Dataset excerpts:

┌──

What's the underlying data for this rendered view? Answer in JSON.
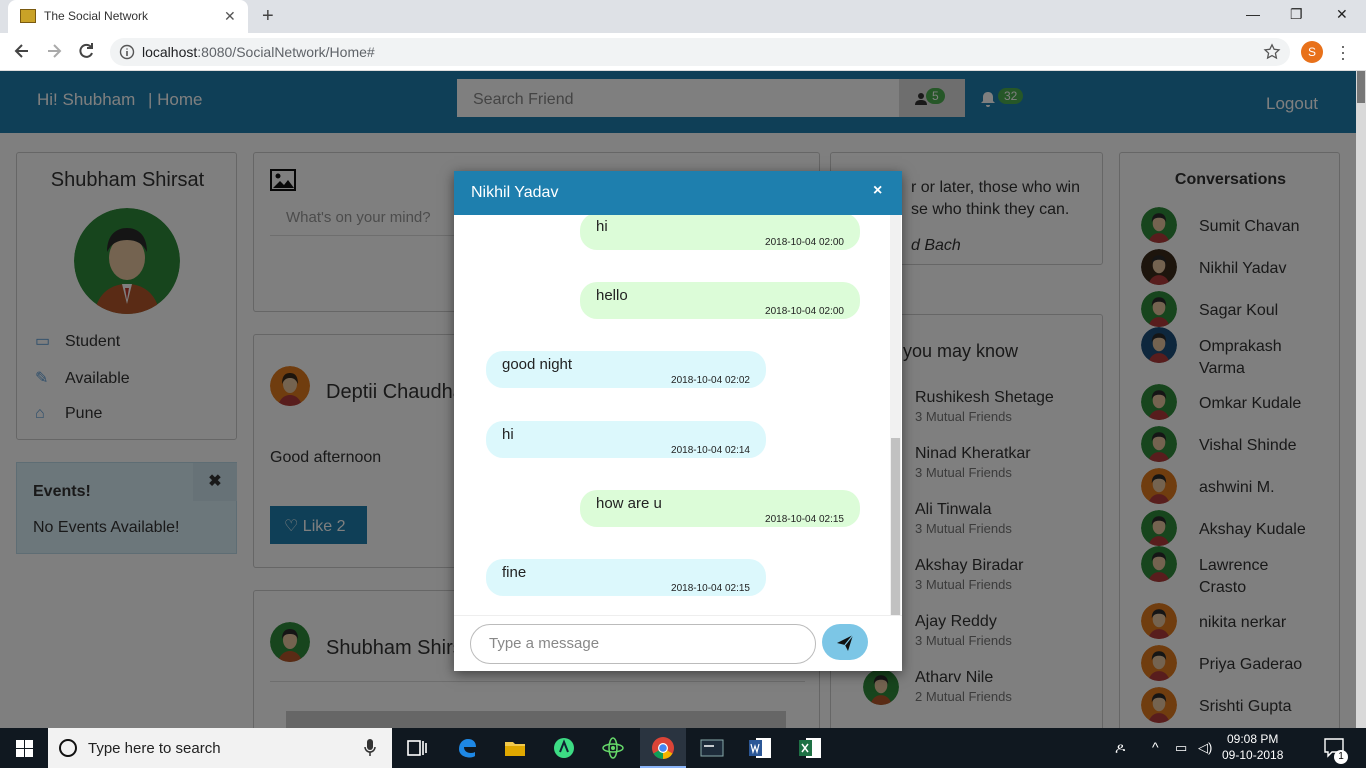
{
  "browser": {
    "tab_title": "The Social Network",
    "tab_close": "✕",
    "new_tab": "+",
    "url_host": "localhost",
    "url_path": ":8080/SocialNetwork/Home#",
    "profile_initial": "S",
    "window_min": "—",
    "window_max": "❐",
    "window_close": "✕"
  },
  "nav": {
    "greeting": "Hi! Shubham",
    "home": "| Home",
    "search_placeholder": "Search Friend",
    "friend_requests": "5",
    "notifications": "32",
    "logout": "Logout"
  },
  "profile": {
    "name": "Shubham Shirsat",
    "info": [
      "Student",
      "Available",
      "Pune"
    ]
  },
  "events": {
    "title": "Events!",
    "close": "✖",
    "text": "No Events Available!"
  },
  "post_box": {
    "placeholder": "What's on your mind?"
  },
  "posts": [
    {
      "author": "Deptii Chaudha",
      "text": "Good afternoon",
      "like_label": "Like 2"
    },
    {
      "author": "Shubham Shirs"
    }
  ],
  "quote": {
    "text": "r or later, those who win se who think they can.",
    "author": "d Bach"
  },
  "people_you_may_know": {
    "title": "you may know",
    "people": [
      {
        "name": "Rushikesh Shetage",
        "mutual": "3 Mutual Friends"
      },
      {
        "name": "Ninad Kheratkar",
        "mutual": "3 Mutual Friends"
      },
      {
        "name": "Ali Tinwala",
        "mutual": "3 Mutual Friends"
      },
      {
        "name": "Akshay Biradar",
        "mutual": "3 Mutual Friends"
      },
      {
        "name": "Ajay Reddy",
        "mutual": "3 Mutual Friends"
      },
      {
        "name": "Atharv Nile",
        "mutual": "2 Mutual Friends"
      }
    ]
  },
  "conversations": {
    "title": "Conversations",
    "items": [
      "Sumit Chavan",
      "Nikhil Yadav",
      "Sagar Koul",
      "Omprakash Varma",
      "Omkar Kudale",
      "Vishal Shinde",
      "ashwini M.",
      "Akshay Kudale",
      "Lawrence Crasto",
      "nikita nerkar",
      "Priya Gaderao",
      "Srishti Gupta"
    ]
  },
  "chat": {
    "title": "Nikhil Yadav",
    "close": "×",
    "messages": [
      {
        "text": "hi",
        "time": "2018-10-04 02:00",
        "dir": "out"
      },
      {
        "text": "hello",
        "time": "2018-10-04 02:00",
        "dir": "out"
      },
      {
        "text": "good night",
        "time": "2018-10-04 02:02",
        "dir": "in"
      },
      {
        "text": "hi",
        "time": "2018-10-04 02:14",
        "dir": "in"
      },
      {
        "text": "how are u",
        "time": "2018-10-04 02:15",
        "dir": "out"
      },
      {
        "text": "fine",
        "time": "2018-10-04 02:15",
        "dir": "in"
      }
    ],
    "input_placeholder": "Type a message"
  },
  "taskbar": {
    "search_placeholder": "Type here to search",
    "time": "09:08 PM",
    "date": "09-10-2018",
    "notification_count": "1"
  },
  "colors": {
    "brand": "#1e7fae",
    "badge": "#4caf50",
    "outgoing_bubble": "#dcfcd8",
    "incoming_bubble": "#dcf8fc"
  }
}
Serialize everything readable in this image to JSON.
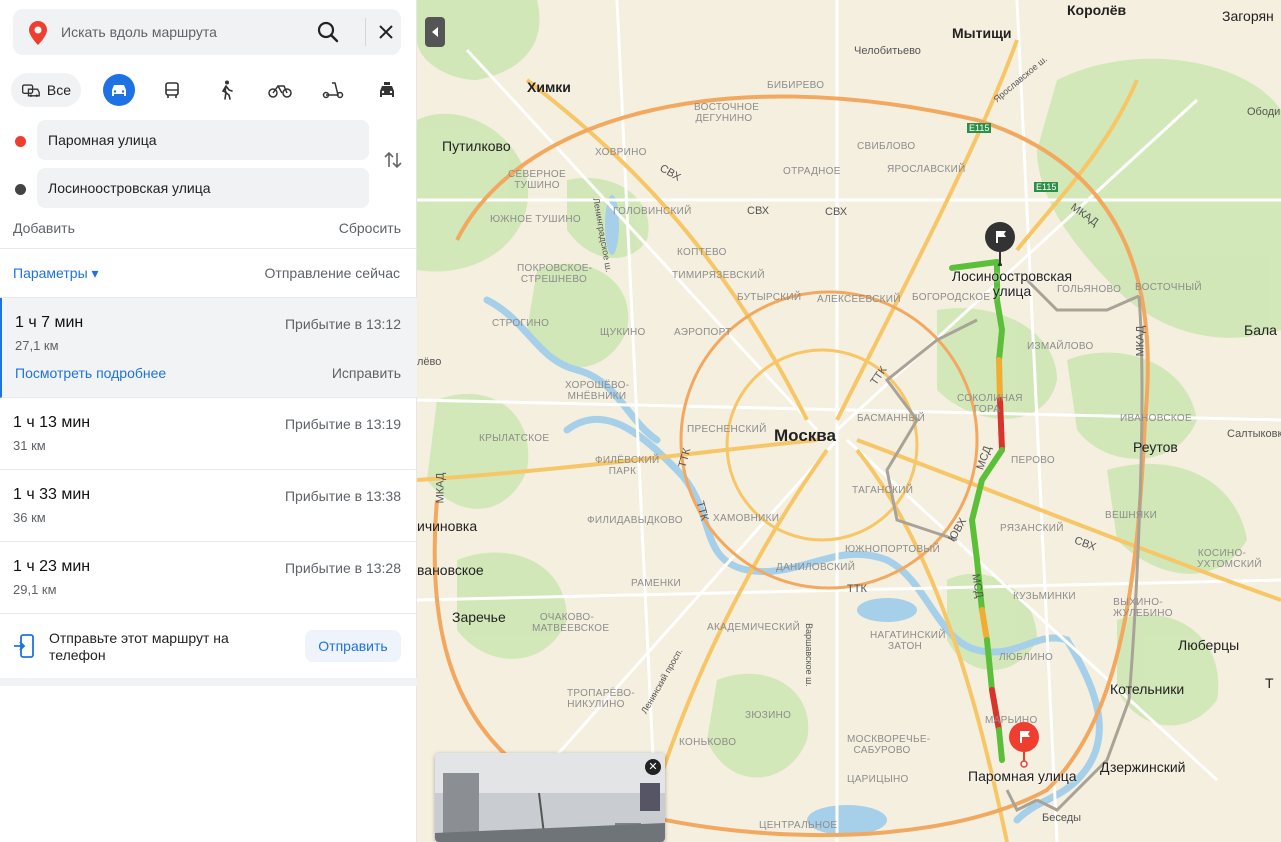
{
  "search": {
    "placeholder": "Искать вдоль маршрута"
  },
  "modes": {
    "all_label": "Все",
    "items": [
      "car-icon",
      "bus-icon",
      "walk-icon",
      "bike-icon",
      "scooter-icon",
      "taxi-icon"
    ],
    "active": "car"
  },
  "route_points": {
    "from": "Паромная улица",
    "to": "Лосиноостровская улица"
  },
  "actions": {
    "add": "Добавить",
    "reset": "Сбросить"
  },
  "params": {
    "label": "Параметры ▾",
    "departure": "Отправление сейчас"
  },
  "routes": [
    {
      "time": "1 ч 7 мин",
      "distance": "27,1 км",
      "arrival": "Прибытие в 13:12",
      "details": "Посмотреть подробнее",
      "fix": "Исправить"
    },
    {
      "time": "1 ч 13 мин",
      "distance": "31 км",
      "arrival": "Прибытие в 13:19"
    },
    {
      "time": "1 ч 33 мин",
      "distance": "36 км",
      "arrival": "Прибытие в 13:38"
    },
    {
      "time": "1 ч 23 мин",
      "distance": "29,1 км",
      "arrival": "Прибытие в 13:28"
    }
  ],
  "send": {
    "text": "Отправьте этот маршрут на телефон",
    "button": "Отправить"
  },
  "map": {
    "cities": [
      "Королёв",
      "Загорян",
      "Мытищи",
      "Химки",
      "Путилково",
      "Москва",
      "Реутов",
      "Бала",
      "Люберцы",
      "Котельники",
      "Дзержинский",
      "Заречье",
      "ичиновка",
      "вановское",
      "лёво",
      "Т"
    ],
    "districts": [
      "Челобитьево",
      "Бибирево",
      "Восточное Дегунино",
      "Ховрино",
      "Северное Тушино",
      "Отрадное",
      "Свиблово",
      "Ярославский",
      "Головинский",
      "Южное Тушино",
      "Коптево",
      "Тимирязевский",
      "Покровское-Стрешнево",
      "Бутырский",
      "Алексеевский",
      "Богородское",
      "Гольяново",
      "Восточный",
      "Строгино",
      "Щукино",
      "Аэропорт",
      "Измайлово",
      "Хорошёво-Мнёвники",
      "Басманный",
      "Соколиная гора",
      "Ивановское",
      "Пресненский",
      "Крылатское",
      "Филёвский парк",
      "Перово",
      "Таганский",
      "Хамовники",
      "Филидавыдково",
      "Рязанский",
      "Вешняки",
      "Южнопортовый",
      "Косино-Ухтомский",
      "Даниловский",
      "Раменки",
      "Кузьминки",
      "Выхино-Жулебино",
      "Очаково-Матвеевское",
      "Академический",
      "Нагатинский затон",
      "Люблино",
      "Тропарёво-Никулино",
      "Зюзино",
      "Марьино",
      "Москворечье-Сабурово",
      "Царицыно",
      "Коньково",
      "Центральное",
      "Салтыковк",
      "Ободи"
    ],
    "roads": [
      "СВХ",
      "МКАД",
      "ТТК",
      "МСД",
      "ЮВХ",
      "E115",
      "Ленинградское ш.",
      "Ярославское ш.",
      "Варшавское ш.",
      "Ленинский просп."
    ],
    "end_label": "Лосиноостровская улица",
    "start_label": "Паромная улица",
    "village": "Беседы"
  }
}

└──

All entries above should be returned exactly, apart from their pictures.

What's the underlying data for this rendered view? Answer in JSON.
{
  "browser": {
    "tab_title": "The Social Network",
    "tab_close": "✕",
    "new_tab": "+",
    "url_host": "localhost",
    "url_path": ":8080/SocialNetwork/Home#",
    "profile_initial": "S",
    "window_min": "—",
    "window_max": "❐",
    "window_close": "✕"
  },
  "nav": {
    "greeting": "Hi! Shubham",
    "home": "| Home",
    "search_placeholder": "Search Friend",
    "friend_requests": "5",
    "notifications": "32",
    "logout": "Logout"
  },
  "profile": {
    "name": "Shubham Shirsat",
    "info": [
      "Student",
      "Available",
      "Pune"
    ]
  },
  "events": {
    "title": "Events!",
    "close": "✖",
    "text": "No Events Available!"
  },
  "post_box": {
    "placeholder": "What's on your mind?"
  },
  "posts": [
    {
      "author": "Deptii Chaudha",
      "text": "Good afternoon",
      "like_label": "Like 2"
    },
    {
      "author": "Shubham Shirs"
    }
  ],
  "quote": {
    "text": "r or later, those who win se who think they can.",
    "author": "d Bach"
  },
  "people_you_may_know": {
    "title": "you may know",
    "people": [
      {
        "name": "Rushikesh Shetage",
        "mutual": "3 Mutual Friends"
      },
      {
        "name": "Ninad Kheratkar",
        "mutual": "3 Mutual Friends"
      },
      {
        "name": "Ali Tinwala",
        "mutual": "3 Mutual Friends"
      },
      {
        "name": "Akshay Biradar",
        "mutual": "3 Mutual Friends"
      },
      {
        "name": "Ajay Reddy",
        "mutual": "3 Mutual Friends"
      },
      {
        "name": "Atharv Nile",
        "mutual": "2 Mutual Friends"
      }
    ]
  },
  "conversations": {
    "title": "Conversations",
    "items": [
      "Sumit Chavan",
      "Nikhil Yadav",
      "Sagar Koul",
      "Omprakash Varma",
      "Omkar Kudale",
      "Vishal Shinde",
      "ashwini M.",
      "Akshay Kudale",
      "Lawrence Crasto",
      "nikita nerkar",
      "Priya Gaderao",
      "Srishti Gupta"
    ]
  },
  "chat": {
    "title": "Nikhil Yadav",
    "close": "×",
    "messages": [
      {
        "text": "hi",
        "time": "2018-10-04 02:00",
        "dir": "out"
      },
      {
        "text": "hello",
        "time": "2018-10-04 02:00",
        "dir": "out"
      },
      {
        "text": "good night",
        "time": "2018-10-04 02:02",
        "dir": "in"
      },
      {
        "text": "hi",
        "time": "2018-10-04 02:14",
        "dir": "in"
      },
      {
        "text": "how are u",
        "time": "2018-10-04 02:15",
        "dir": "out"
      },
      {
        "text": "fine",
        "time": "2018-10-04 02:15",
        "dir": "in"
      }
    ],
    "input_placeholder": "Type a message"
  },
  "taskbar": {
    "search_placeholder": "Type here to search",
    "time": "09:08 PM",
    "date": "09-10-2018",
    "notification_count": "1"
  },
  "colors": {
    "brand": "#1e7fae",
    "badge": "#4caf50",
    "outgoing_bubble": "#dcfcd8",
    "incoming_bubble": "#dcf8fc"
  }
}
Serialize everything readable in this image to JSON.
{
  "search": {
    "placeholder": "Искать вдоль маршрута"
  },
  "modes": {
    "all_label": "Все",
    "items": [
      "car-icon",
      "bus-icon",
      "walk-icon",
      "bike-icon",
      "scooter-icon",
      "taxi-icon"
    ],
    "active": "car"
  },
  "route_points": {
    "from": "Паромная улица",
    "to": "Лосиноостровская улица"
  },
  "actions": {
    "add": "Добавить",
    "reset": "Сбросить"
  },
  "params": {
    "label": "Параметры ▾",
    "departure": "Отправление сейчас"
  },
  "routes": [
    {
      "time": "1 ч 7 мин",
      "distance": "27,1 км",
      "arrival": "Прибытие в 13:12",
      "details": "Посмотреть подробнее",
      "fix": "Исправить"
    },
    {
      "time": "1 ч 13 мин",
      "distance": "31 км",
      "arrival": "Прибытие в 13:19"
    },
    {
      "time": "1 ч 33 мин",
      "distance": "36 км",
      "arrival": "Прибытие в 13:38"
    },
    {
      "time": "1 ч 23 мин",
      "distance": "29,1 км",
      "arrival": "Прибытие в 13:28"
    }
  ],
  "send": {
    "text": "Отправьте этот маршрут на телефон",
    "button": "Отправить"
  },
  "map": {
    "cities": [
      "Королёв",
      "Загорян",
      "Мытищи",
      "Химки",
      "Путилково",
      "Москва",
      "Реутов",
      "Бала",
      "Люберцы",
      "Котельники",
      "Дзержинский",
      "Заречье",
      "ичиновка",
      "вановское",
      "лёво",
      "Т"
    ],
    "districts": [
      "Челобитьево",
      "Бибирево",
      "Восточное Дегунино",
      "Ховрино",
      "Северное Тушино",
      "Отрадное",
      "Свиблово",
      "Ярославский",
      "Головинский",
      "Южное Тушино",
      "Коптево",
      "Тимирязевский",
      "Покровское-Стрешнево",
      "Бутырский",
      "Алексеевский",
      "Богородское",
      "Гольяново",
      "Восточный",
      "Строгино",
      "Щукино",
      "Аэропорт",
      "Измайлово",
      "Хорошёво-Мнёвники",
      "Басманный",
      "Соколиная гора",
      "Ивановское",
      "Пресненский",
      "Крылатское",
      "Филёвский парк",
      "Перово",
      "Таганский",
      "Хамовники",
      "Филидавыдково",
      "Рязанский",
      "Вешняки",
      "Южнопортовый",
      "Косино-Ухтомский",
      "Даниловский",
      "Раменки",
      "Кузьминки",
      "Выхино-Жулебино",
      "Очаково-Матвеевское",
      "Академический",
      "Нагатинский затон",
      "Люблино",
      "Тропарёво-Никулино",
      "Зюзино",
      "Марьино",
      "Москворечье-Сабурово",
      "Царицыно",
      "Коньково",
      "Центральное",
      "Салтыковк",
      "Ободи"
    ],
    "roads": [
      "СВХ",
      "МКАД",
      "ТТК",
      "МСД",
      "ЮВХ",
      "E115",
      "Ленинградское ш.",
      "Ярославское ш.",
      "Варшавское ш.",
      "Ленинский просп."
    ],
    "end_label": "Лосиноостровская улица",
    "start_label": "Паромная улица",
    "village": "Беседы"
  }
}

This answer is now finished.